for personal defense, they are widely used (and often preferred) for home defense. As stated in Heller, the
inherent right of self-defense has been central to the Second Amendment right[,] and the need for
self-defense, family, and property is most acute in the home. Heller, 554 U.S. at 628. By prohibiting one
of the most common and preferred means of self-defense, the Proposed Ordinance will only serve to
restrict the right to self-defense of the law-abiding and thereby decrease public safety. As a result, the
Proposed Ordinance unjustifiably and illegally interferes with the Second Amendment right to keep and
bear arms.
Whats more, Second Amendment litigation against the City of Sunnyvale for passing a very
similar ordinance in 2013 is ongoing. While the Ninth Circuit Court of Appeals upheld the denial of the
challengers motion for preliminary injunction in that case, it made also clear that the Second Amendment
protects the very magazines the City here seeks to ban. Fyock, 779 F.3d at 997, 1001. And Fyock is far
from over, as the case continues on the merits in the district court. The City should wait for final judgment
in Fyock before taking any action to bar the possession of magazines over ten rounds.

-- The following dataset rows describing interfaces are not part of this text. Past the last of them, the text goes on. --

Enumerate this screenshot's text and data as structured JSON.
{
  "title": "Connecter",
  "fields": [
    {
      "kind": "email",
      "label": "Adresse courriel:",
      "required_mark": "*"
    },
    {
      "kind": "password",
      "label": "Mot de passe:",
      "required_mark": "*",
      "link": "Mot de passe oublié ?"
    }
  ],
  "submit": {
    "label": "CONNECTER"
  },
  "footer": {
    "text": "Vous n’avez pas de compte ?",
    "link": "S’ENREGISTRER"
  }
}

Since January 1, 2000, California state law has prohibited the manufacture, importation, sale, giving, lending, buying,
or receiving of any large-capacity magazine, Cal. Penal Code 32310, which state law defmes as any ammunition feeding
device with the capacity to accept more than 10 rounds, Cal. Penal Code 16740. Notably, California does not prohibit the
mere possession of these magazines. Indeed, many lawfully owned large-capacity magazines existed well before the state
sales restriction took effect in 2000.
I 80 EAST OCEAN BOULEVARD SUITE 200 LONG BEACH CALIFORNIA 90802
TEL: 562-2 I 6-4444 FAX: 562-2 I 6-4445 WWW.MICHELLAWYERS.COM

January 4, 2016
Page 3 of3
III.

CONCLUSION

We strongly urge the City Council to reject this proposal. Simply put, any action by the City on the
Proposed Ordinance is premature. And, such would invite immediate litigation against the City to have the
laws invalidated. Should you require further guidance, our office is available to discuss the constitutional
issues raised in this correspondence.
Sincerely,
Michel & Associates, P.C.

Anna M. Barvir

90802
80 EAST OCEAN BOULEVARD SUITE 200 LONG BEACH CALIFORNIA
S.COM
ELLAWYER
WWW.MICH

TEL: 562-2 I 6-4444 FAx: 562-2 I 6-4445